    Schluesner HJ et al (1987) A monoclonal antibody against a myelin ologodendrocyte glycoprotein induces relapses and demyelination in central nervous system autoimmune disease. J Immunol 139:4016–4021Google Scholar
  23. 23.
    Piddlesden SJ et al (1993) The demyelinating potential of antibodies to myelin oligodendrocyte glycoprotein is related to their ability to fix complement. Am J Pathol 143:555–564PubMedGoogle Scholar
  24. 24.
    Piddlesden SJ et al (1991) Antibody-mediated demyelination in experimental allergic encephalomyelitis is independent of complement membrane attack complex formation. Exp Immunol 83:245–250CrossRefGoogle Scholar
  25. 25.
    Piddlesden SJ et al (1994) Soluble recombinant complement receptor 1 inhibits inflammation and demyelination in antibody-mediated demyelinating experimental allergic encephalomyelitis. J Immunol 152:5477–5484PubMedGoogle Scholar
  26. 26.
    Van der Goes A et al (1999) The role of anti-myelin (auto)-antibodies in the phagocytosis of myelin by macrophages. J Neuroimmunol 101:61–67PubMedCrossRefGoogle Scholar
  27. 27.
    Abdul-Majid K et al (2002) Fc Receptors are critical for autoimmune inflammatory damage to the central nervous system in experimental autoimmune encephalomyelitis. Scand J Immunol 55:70–81PubMedCrossRefGoogle Scholar
  28. 28.
    Lock C (2002) Gene-microarray analysis of multiple sclerosis lesions yields new targets validated in autoimmune encephalomyelitis. Nat Med 8:500–508PubMedCrossRefGoogle Scholar

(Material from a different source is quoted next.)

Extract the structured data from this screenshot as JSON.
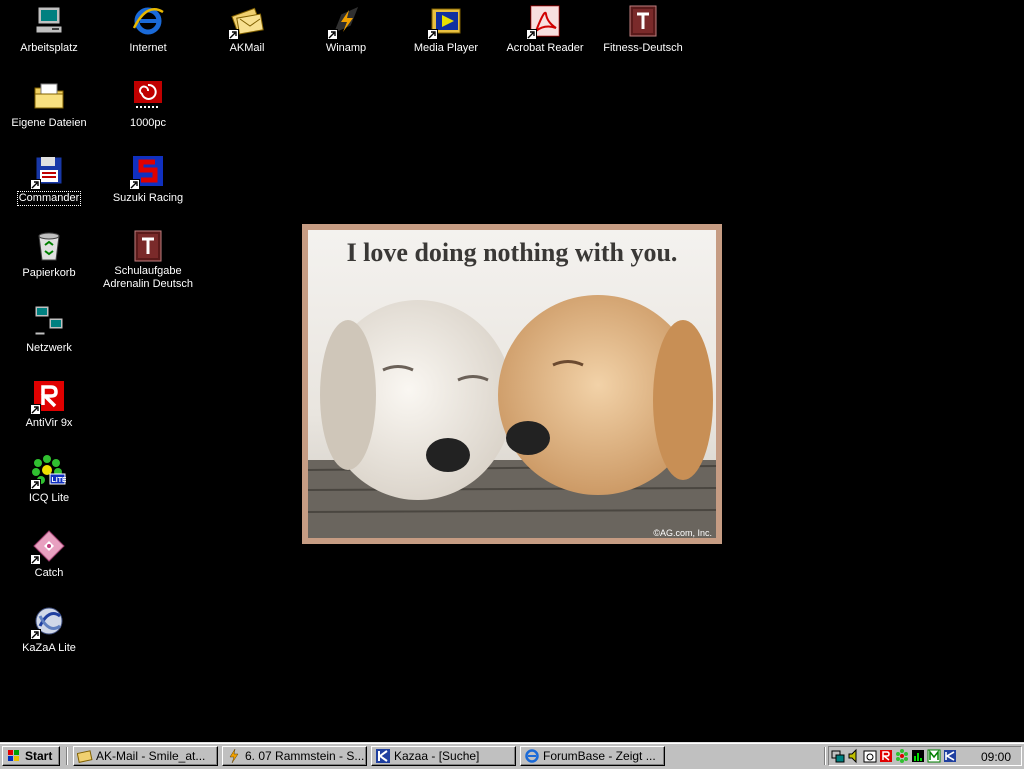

Copyright information

© Springer-Verlag Italia 2004

Authors and Affiliations

  • A. Van Der Goes
  • E. C. W. Breij
  • M. Kortekaas
  • K. Hoekstra
  • P. J. H. Jongen
  • C. D. Dijkstra
  • S. Amor

There are no affiliations available

Personalised recommendations